The State Board of Election Commissioners issued a warning letter to Jefferson County Clerk Patricia Johnson as a result of a complaint filed by David Singer alleging that Johnson had violated numerous election laws during the 2014 primary/nonpartisan elections.

The State Board of Election Commissioners issued a warning letter to Jefferson County Clerk Patricia Johnson as a result of a complaint filed by David Singer alleging that Johnson had violated numerous election laws during the 2014 primary/nonpartisan elections.


According to the state board, Johnson’s office failed to:


—Maintain a register of designated bearers of absentee ballots.


—Identify designated bearers on absentee ballets.


—Provide proper accounting of absentee ballots.


—Require candidates to file party certificates.


—Certify lists of candidates to the Jefferson County Election Commission.

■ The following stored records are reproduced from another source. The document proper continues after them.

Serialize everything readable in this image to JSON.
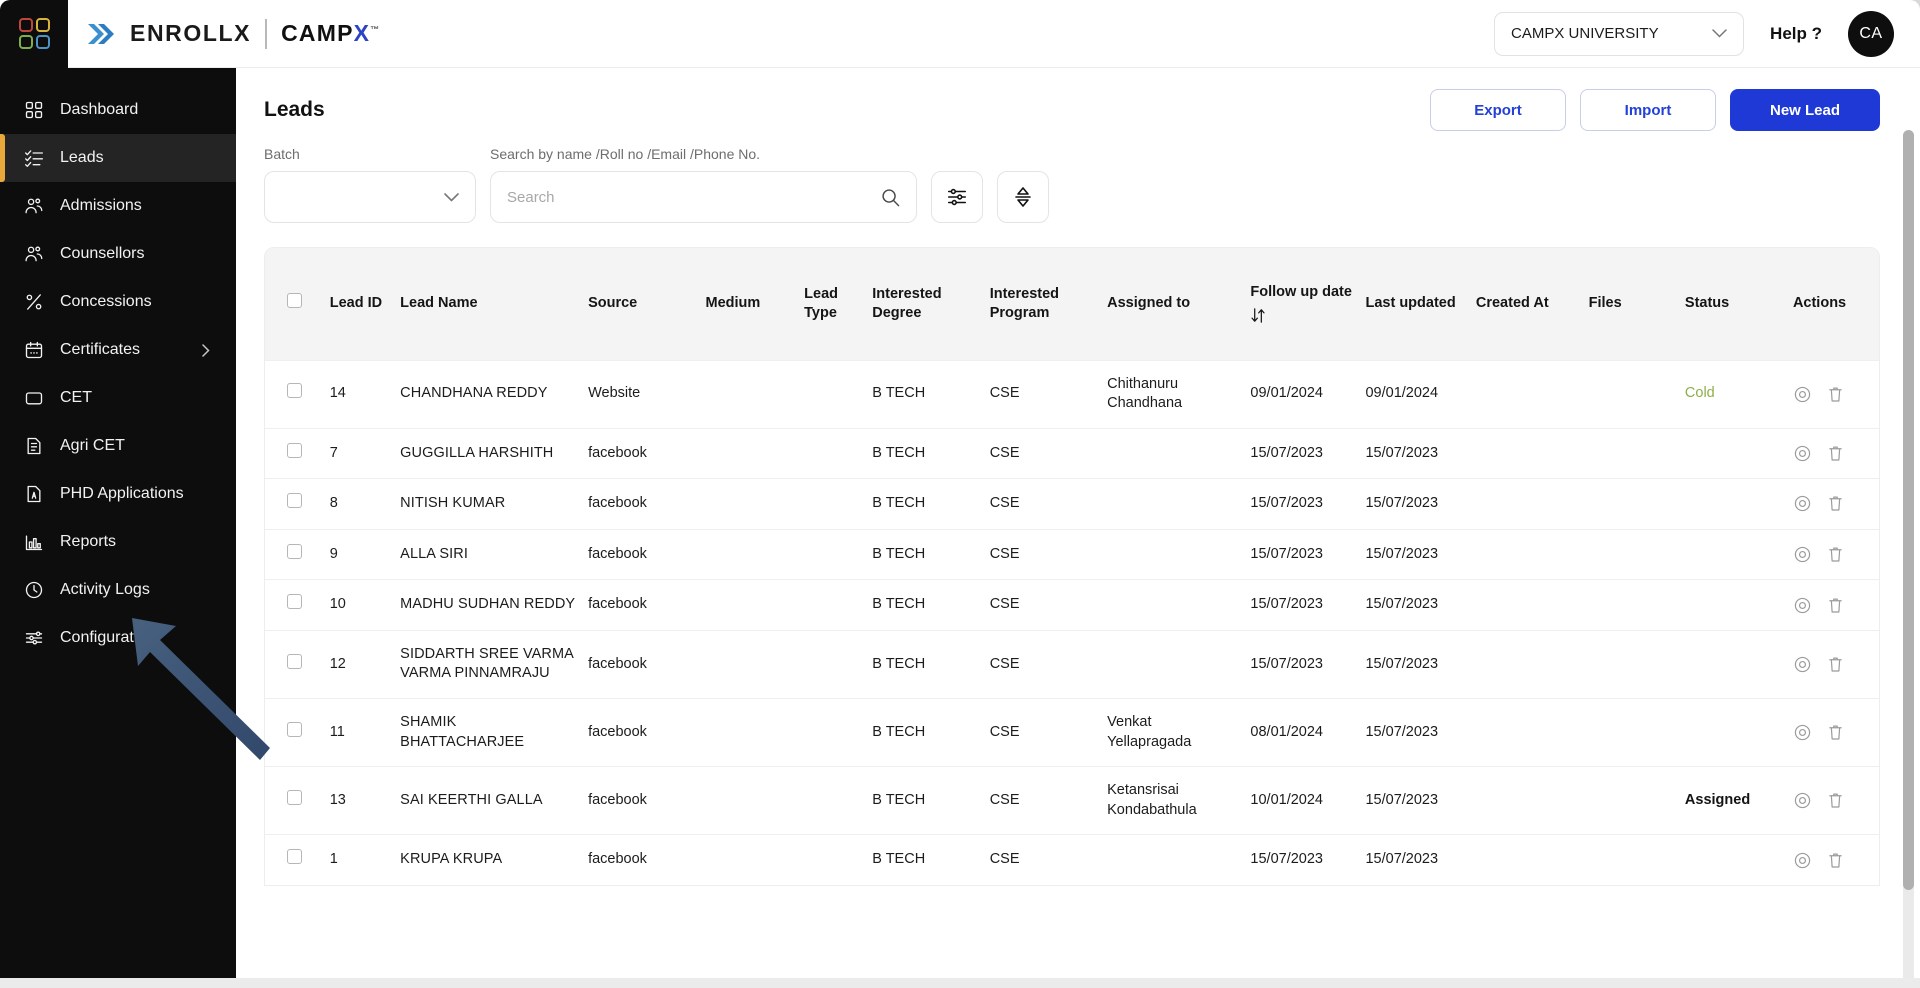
{
  "app": {
    "logo_icon": "grid-logo-icon",
    "brand_primary": "ENROLLX",
    "brand_secondary": "CAMPX",
    "brand_secondary_accent": "X",
    "brand_tm": "™"
  },
  "header": {
    "org_value": "CAMPX UNIVERSITY",
    "org_caret_icon": "chevron-down-icon",
    "help_label": "Help ?",
    "avatar_initials": "CA"
  },
  "sidebar": {
    "items": [
      {
        "label": "Dashboard",
        "icon": "dashboard-grid-icon",
        "active": false,
        "has_caret": false
      },
      {
        "label": "Leads",
        "icon": "checklist-icon",
        "active": true,
        "has_caret": false
      },
      {
        "label": "Admissions",
        "icon": "users-icon",
        "active": false,
        "has_caret": false
      },
      {
        "label": "Counsellors",
        "icon": "users-icon",
        "active": false,
        "has_caret": false
      },
      {
        "label": "Concessions",
        "icon": "percent-icon",
        "active": false,
        "has_caret": false
      },
      {
        "label": "Certificates",
        "icon": "calendar-icon",
        "active": false,
        "has_caret": true
      },
      {
        "label": "CET",
        "icon": "square-icon",
        "active": false,
        "has_caret": false
      },
      {
        "label": "Agri CET",
        "icon": "document-lines-icon",
        "active": false,
        "has_caret": false
      },
      {
        "label": "PHD Applications",
        "icon": "document-a-icon",
        "active": false,
        "has_caret": false
      },
      {
        "label": "Reports",
        "icon": "bar-chart-icon",
        "active": false,
        "has_caret": false
      },
      {
        "label": "Activity Logs",
        "icon": "clock-icon",
        "active": false,
        "has_caret": false
      },
      {
        "label": "Configuration",
        "icon": "sliders-icon",
        "active": false,
        "has_caret": false
      }
    ],
    "active_accent": "#e8a93a"
  },
  "page": {
    "title": "Leads",
    "buttons": {
      "export": "Export",
      "import": "Import",
      "new_lead": "New Lead"
    },
    "primary_color": "#1f39d6"
  },
  "filters": {
    "batch_label": "Batch",
    "batch_value": "",
    "batch_caret_icon": "chevron-down-icon",
    "search_label": "Search by name /Roll no /Email /Phone No.",
    "search_value": "",
    "search_placeholder": "Search",
    "search_icon": "search-icon",
    "filter_button_icon": "sliders-icon",
    "sort_button_icon": "sort-updown-icon"
  },
  "table": {
    "select_all_icon": "checkbox-icon",
    "columns": [
      "Lead ID",
      "Lead Name",
      "Source",
      "Medium",
      "Lead Type",
      "Interested Degree",
      "Interested Program",
      "Assigned to",
      "Follow up date",
      "Last updated",
      "Created At",
      "Files",
      "Status",
      "Actions"
    ],
    "followup_sort_icon": "sort-arrows-icon",
    "row_icons": {
      "view": "view-eye-icon",
      "delete": "trash-icon"
    },
    "status_colors": {
      "Cold": "#8fae4a",
      "Assigned": "#141414"
    },
    "rows": [
      {
        "lead_id": "14",
        "lead_name": "CHANDHANA REDDY",
        "source": "Website",
        "medium": "",
        "lead_type": "",
        "interested_degree": "B TECH",
        "interested_program": "CSE",
        "assigned_to": "Chithanuru Chandhana",
        "follow_up_date": "09/01/2024",
        "last_updated": "09/01/2024",
        "created_at": "",
        "files": "",
        "status": "Cold"
      },
      {
        "lead_id": "7",
        "lead_name": "GUGGILLA HARSHITH",
        "source": "facebook",
        "medium": "",
        "lead_type": "",
        "interested_degree": "B TECH",
        "interested_program": "CSE",
        "assigned_to": "",
        "follow_up_date": "15/07/2023",
        "last_updated": "15/07/2023",
        "created_at": "",
        "files": "",
        "status": ""
      },
      {
        "lead_id": "8",
        "lead_name": "NITISH KUMAR",
        "source": "facebook",
        "medium": "",
        "lead_type": "",
        "interested_degree": "B TECH",
        "interested_program": "CSE",
        "assigned_to": "",
        "follow_up_date": "15/07/2023",
        "last_updated": "15/07/2023",
        "created_at": "",
        "files": "",
        "status": ""
      },
      {
        "lead_id": "9",
        "lead_name": "ALLA SIRI",
        "source": "facebook",
        "medium": "",
        "lead_type": "",
        "interested_degree": "B TECH",
        "interested_program": "CSE",
        "assigned_to": "",
        "follow_up_date": "15/07/2023",
        "last_updated": "15/07/2023",
        "created_at": "",
        "files": "",
        "status": ""
      },
      {
        "lead_id": "10",
        "lead_name": "MADHU SUDHAN REDDY",
        "source": "facebook",
        "medium": "",
        "lead_type": "",
        "interested_degree": "B TECH",
        "interested_program": "CSE",
        "assigned_to": "",
        "follow_up_date": "15/07/2023",
        "last_updated": "15/07/2023",
        "created_at": "",
        "files": "",
        "status": ""
      },
      {
        "lead_id": "12",
        "lead_name": "SIDDARTH SREE VARMA VARMA PINNAMRAJU",
        "source": "facebook",
        "medium": "",
        "lead_type": "",
        "interested_degree": "B TECH",
        "interested_program": "CSE",
        "assigned_to": "",
        "follow_up_date": "15/07/2023",
        "last_updated": "15/07/2023",
        "created_at": "",
        "files": "",
        "status": ""
      },
      {
        "lead_id": "11",
        "lead_name": "SHAMIK BHATTACHARJEE",
        "source": "facebook",
        "medium": "",
        "lead_type": "",
        "interested_degree": "B TECH",
        "interested_program": "CSE",
        "assigned_to": "Venkat Yellapragada",
        "follow_up_date": "08/01/2024",
        "last_updated": "15/07/2023",
        "created_at": "",
        "files": "",
        "status": ""
      },
      {
        "lead_id": "13",
        "lead_name": "SAI KEERTHI GALLA",
        "source": "facebook",
        "medium": "",
        "lead_type": "",
        "interested_degree": "B TECH",
        "interested_program": "CSE",
        "assigned_to": "Ketansrisai Kondabathula",
        "follow_up_date": "10/01/2024",
        "last_updated": "15/07/2023",
        "created_at": "",
        "files": "",
        "status": "Assigned"
      },
      {
        "lead_id": "1",
        "lead_name": "KRUPA KRUPA",
        "source": "facebook",
        "medium": "",
        "lead_type": "",
        "interested_degree": "B TECH",
        "interested_program": "CSE",
        "assigned_to": "",
        "follow_up_date": "15/07/2023",
        "last_updated": "15/07/2023",
        "created_at": "",
        "files": "",
        "status": ""
      }
    ]
  },
  "annotation": {
    "arrow_icon": "pointer-arrow-icon",
    "arrow_color": "#3f5b80",
    "points_to": "Configuration"
  }
}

"Generally, your failures and omissions have the effect of undermining public confidence in the integrity of the election process and must not go uncorrected," stated the letter, signed by Justin Clay, director of the state board. "Failure to follow all of your statutory duties in future elections will result in more severe sanctions by this board."


Trey Ashcraft, who ran unsuccessfully against Johnson in the May Democratic primary, said Friday two attorneys are currently researching state law to determine if Johnson filed for office legally, based on her admission that she failed to require candidates to file documents required by law.


"It’s our contention that if she didn’t start the race, how could she finish?" Ashcraft said.


The original complaint filed by Singer said she changed the political practices pledge she filed on Feb. 25 after the initial form omitted her title — county clerk — but she told the state commission that she contacted election coordinator Will Fox III and was told that the form could not be changed and her name appeared on the ballot without the title County Clerk. Johnson also said her office does not file stamp-filing documents from candidates.


Jefferson County Board of Elections Commissioner Stu Soffer also serves on the state elections board, but he said in an email that he recused himself from considering the accusations against Johnson.


Johnson did not immediately return a call Friday seeking comment.


Early votes


In a separate item involving the county clerk’s office, the Jefferson County Board of Election Commissioners held an emergency meeting Friday to examine polling records and discovered a discrepancy was caused by an error in recording the number of early votes cast.


Fox said he was notified by Johnson that the number of early votes recorded by poll workers when they shut down the machines for the day exceeded the number of people who had gone through the clerk’s office where voters begin the process and sign their names to lists.


Johnson contacted Fox, the three members of the board and County Judge Dutch King and asked that a sheriff’s deputy be assigned to stay in the room with the voting machines Thursday night, which was done.


When those machines were checked by a technician, they reflected the same number as on the clerk’s lists, and further checking revealed that one of the poll workers had written down the wrong number on the closeout sheet.


Fox said the poll worker wrote down 783 total votes cast for Thursday when the actual total was 733.


"With all the frivolous complaints we had earlier, it was the commission’s intent to avoid problems, and Commissioner [Ted] Davis, (who is chairman of the commission) agreed to the emergency meeting," Soffer said. "The prosecuting attorney, who is also our legal adviser, was also here to make sure that everything was completely transparent.


"Our intent was to give the voters of Jefferson County confidence in our procedures and that’s why we made a big deal out of this," Soffer said.


After the machines were checked and the tally sheet corrected, early voting began on schedule Friday.


Early voting will also be held Saturday from 10 a.m. to 4 p.m. On Monday, the day before the general election, Jefferson County voters can cast ballots during regular office hours, 8:30 a.m. to 5 p.m.


— Arkansas News Bureau reporter John Lyon contributed to this report